The nature of the Wood system is to rise up. Its preference is smooth flows. This system incorporates liver and gall bladder as its yin and yang meridians. Its window to the outside world is the eyes. Its luster is seen through the hand grip. Its related body part is the tendons. Its related emotion is anger. Its related body fluid is tears. Its symptom of imbalance is hand cramp.
The nature of the Fire system is to warm up. Its preference is rising trends. This system incorporates heart and small intestine as its yin and yang meridians. Its window to the outside world is the tongue. Its luster is seen through the face. Its related body part is the blood vessels. Its related emotion is joy. Its related body fluid is sweat. Its symptom of imbalance is agitation.
The nature of the Earth system is to accommodate. Its preference is to bear. This system incorporates spleen and stomach as its yin and yang meridians. Its window to the outside world is the mouth. Its luster is seen through the lips. Its related body part is the muscles. Its related emotion is worry. Its related body fluid is the watery saliva (secreted while eating). Its symptom of imbalance is burps.
The nature of the Metal system is to restrain. Its preference is to suppress. This system incorporates lungs and large intestine as its yin and yang meridians. Its window to the outside world is the nose. Its luster is seen through the body hair. Its related body part is the skin. Its related emotion is grief. Its related body fluid is snivel. Its symptom of imbalance is cough.
The nature of the Water system is to nourish. Its preference is to flow down. This system incorporates kidney and bladder as its yin and yang meridians. Its window to the outside world is the ears, urethral orifice and anus. Its luster is seen through the hair on the head. Its related body structure is the bones. Its related emotion is fear. Its related body fluid is the thick saliva. Its symptom of imbalance is trembling.
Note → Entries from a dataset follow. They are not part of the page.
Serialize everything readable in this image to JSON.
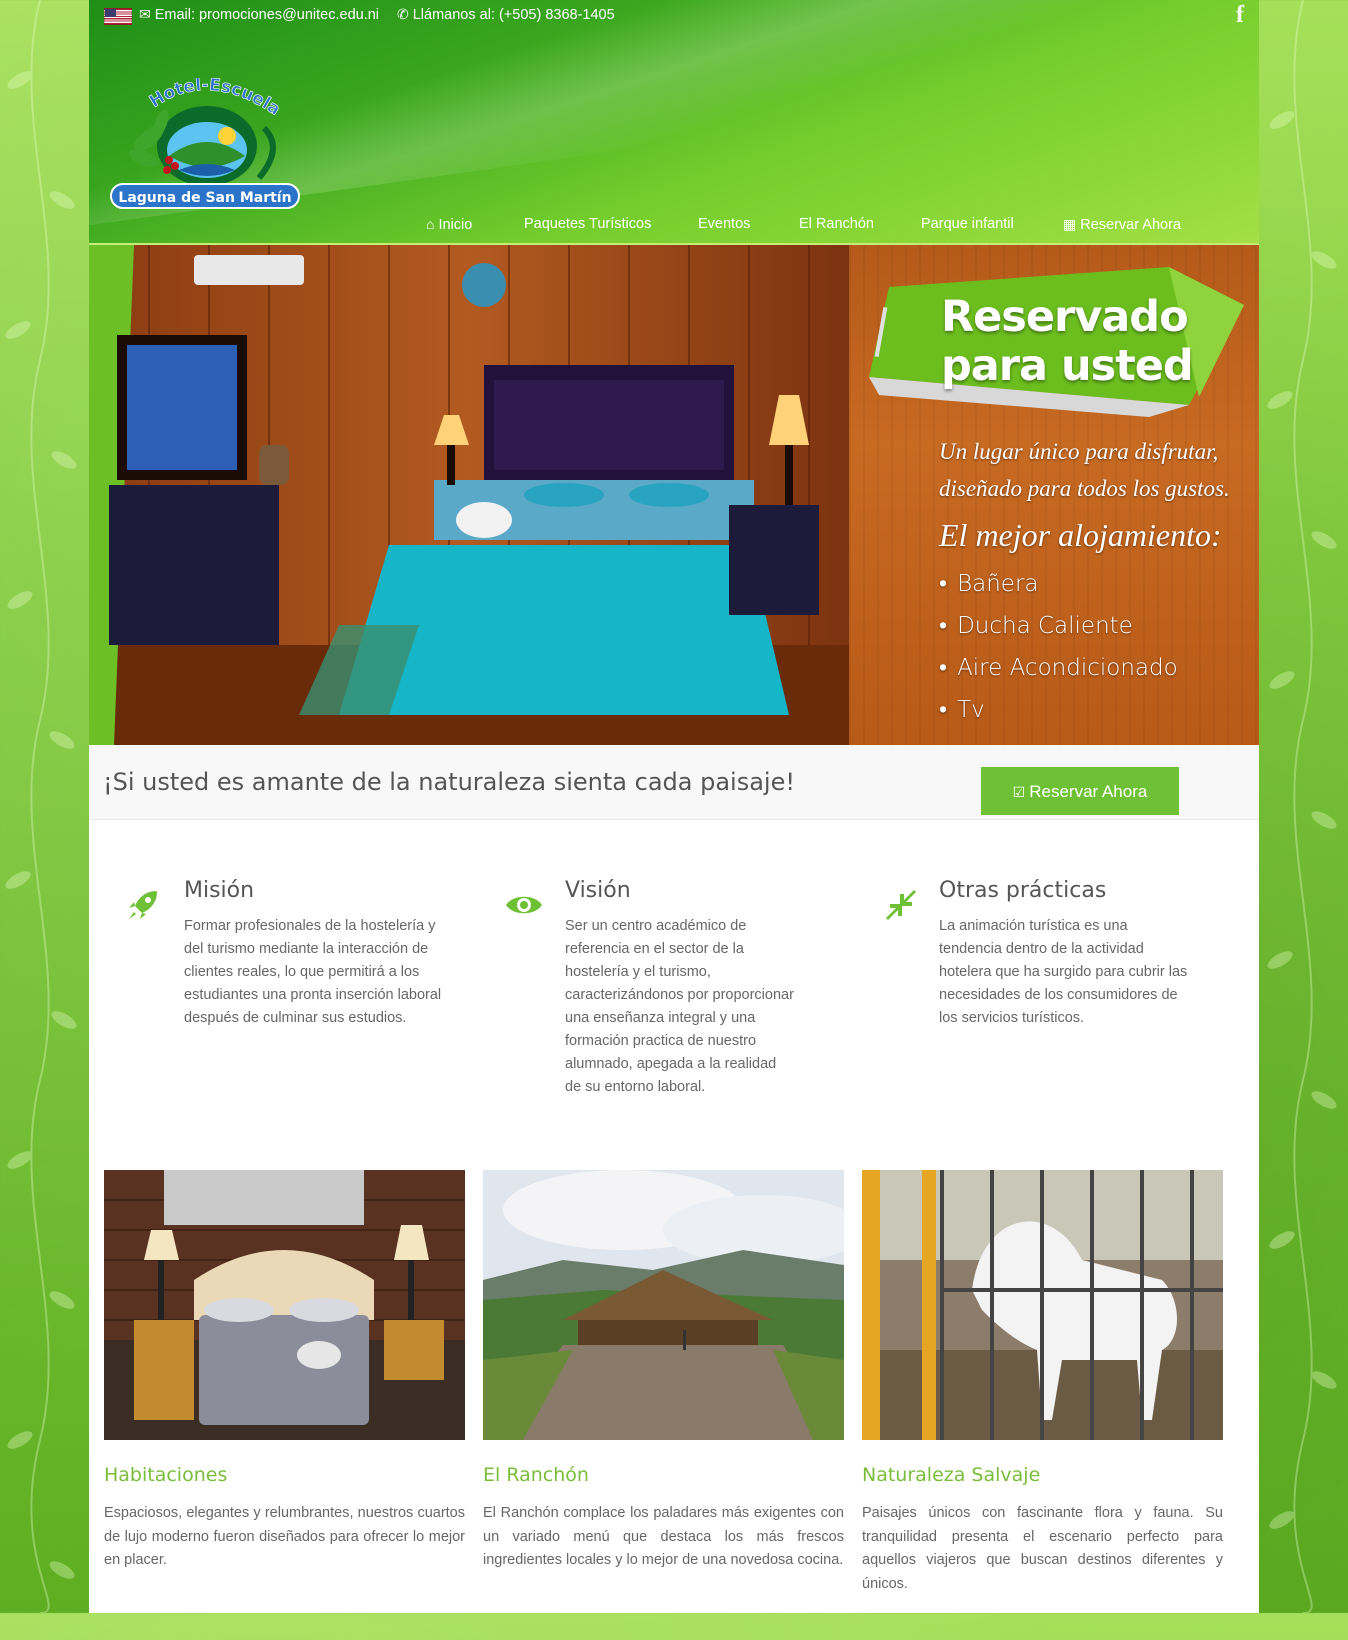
{
  "topbar": {
    "email": "Email: promociones@unitec.edu.ni",
    "phone": "Llámanos al: (+505) 8368-1405"
  },
  "logo": {
    "line1": "Hotel-Escuela",
    "line2": "Laguna de San Martín"
  },
  "nav": {
    "items": [
      {
        "label": "Inicio",
        "icon": "home-icon"
      },
      {
        "label": "Paquetes Turísticos"
      },
      {
        "label": "Eventos"
      },
      {
        "label": "El Ranchón"
      },
      {
        "label": "Parque infantil"
      },
      {
        "label": "Reservar Ahora",
        "icon": "calendar-icon"
      }
    ]
  },
  "hero": {
    "title_line1": "Reservado",
    "title_line2": "para usted",
    "tagline_line1": "Un lugar único para disfrutar,",
    "tagline_line2": "diseñado para todos los gustos.",
    "best": "El mejor alojamiento:",
    "amenities": [
      "Bañera",
      "Ducha Caliente",
      "Aire Acondicionado",
      "Tv"
    ]
  },
  "callout": {
    "text": "¡Si usted es amante de la naturaleza sienta cada paisaje!",
    "button": "Reservar Ahora"
  },
  "features": [
    {
      "icon": "rocket-icon",
      "title": "Misión",
      "text": "Formar profesionales de la hostelería y del turismo mediante la interacción de clientes reales, lo que permitirá a los estudiantes una pronta inserción laboral después de culminar sus estudios."
    },
    {
      "icon": "eye-icon",
      "title": "Visión",
      "text": "Ser un centro académico de referencia en el sector de la hostelería y el turismo, caracterizándonos por proporcionar una enseñanza integral y una formación practica de nuestro alumnado, apegada a la realidad de su entorno laboral."
    },
    {
      "icon": "compress-arrows-icon",
      "title": "Otras prácticas",
      "text": "La animación turística es una tendencia dentro de la actividad hotelera que ha surgido para cubrir las necesidades de los consumidores de los servicios turísticos."
    }
  ],
  "cards": [
    {
      "title": "Habitaciones",
      "text": "Espaciosos, elegantes y relumbrantes, nuestros cuartos de lujo moderno fueron diseñados para ofrecer lo mejor en placer."
    },
    {
      "title": "El Ranchón",
      "text": "El Ranchón complace los paladares más exigentes con un variado menú que destaca los más frescos ingredientes locales y lo mejor de una novedosa cocina."
    },
    {
      "title": "Naturaleza Salvaje",
      "text": "Paisajes únicos  con fascinante flora y fauna. Su tranquilidad presenta el escenario perfecto para aquellos viajeros que buscan destinos diferentes y únicos."
    }
  ],
  "colors": {
    "accent": "#6ec135",
    "header_green": "#3aa61f"
  }
}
TCM practitioners in ancient times were not allowed to dissect corpses because of the taboo of mutilating the dead body as well as the influences of other traditional and religious beliefs. They could only observe the functional responses of the living body from outside. In time, such observations and related insights were summarized into five categories, i.e. the Five Elements. Various functional representations are attributed to the Five Elements, including meridians, orifices, luster, body parts, emotions, body fluids and imbalances. Later on, three interaction patterns were discovered among the Five Elements, namely the yin and yang relationship, the Shen cycle and the Ko cycle.
The course of “Qinesiology® Five-Element Balances” comprises of 20 balances and are offered in two parts, i.e. (1 of 2) and (2 of 2). Each is a 5-day workshop with one group balance being completed in half a day.
The first batch of five balances handles each of the Five Elements – Wood, Fire, Earth, Metal and Water.
Within each of the Five Elements, there is a yin and yang functional relationship. The second batch of five balances deals with the liver and gall bladder meridians of Wood, the heart and small intestine meridians of Fire, the spleen and stomach meridians of Earth, the lung and large intestine meridians of Metal as well as the kidney and bladder meridians of Water.
Among these Five Elements, there exist two kinds of functional relationships called the Shen cycle and the Ko cycle, representing their relationships of facilitation and inhibition. The third batch of five balances targets their relationships in the Shen cycle, i.e. Wood facilitates Fire; Fire facilitates Earth; Earth facilitates Metal; Metal facilitates Water; and Water facilitates Wood. Finally, the fourth batch of five balances focuses at their relationships in the Ko cycle, i.e. Wood inhibits Earth; Earth inhibits Water; Water inhibits Fire; Fire inhibits Metal; and Metal inhibits Wood.
The human body is an intricate and advanced system. Like all systems, it requires an equilibrium, without which it cannot exist, not to mention development. The efforts of the physical body to maintain equilibrium are reflected in the dynamic balance of locomotion, the regulation of body weight, etc.; the efforts of the energy body, in the intake of foods and the discharge of metabolic wastes, the adjustment of body temperatures, etc.; the efforts of the information body, in the creation and loss of memories, the replacement of old knowledge by the new, the change of past decisions into the new … and so on. In physiology, the maintenance of equilibrium is called homeostasis
The TCM Five-Element Theory slowly evolved into being on the foundation of experiences gathered by generations of TCM practitioners. It is a body of knowledge and practices to approach the human body which is a system so complex that it is difficult to be understood by the common people. It has used a kind of logic and a type of language to describe the functions of the human body which is unfamiliar to the layperson. The point of the whole exercise is to help people know how to cultivate a better equilibrium in the ever-changing internal and external environments. This is also the Conrad’s original intention in designing the course “Qinesiology® Five-Element Balances”.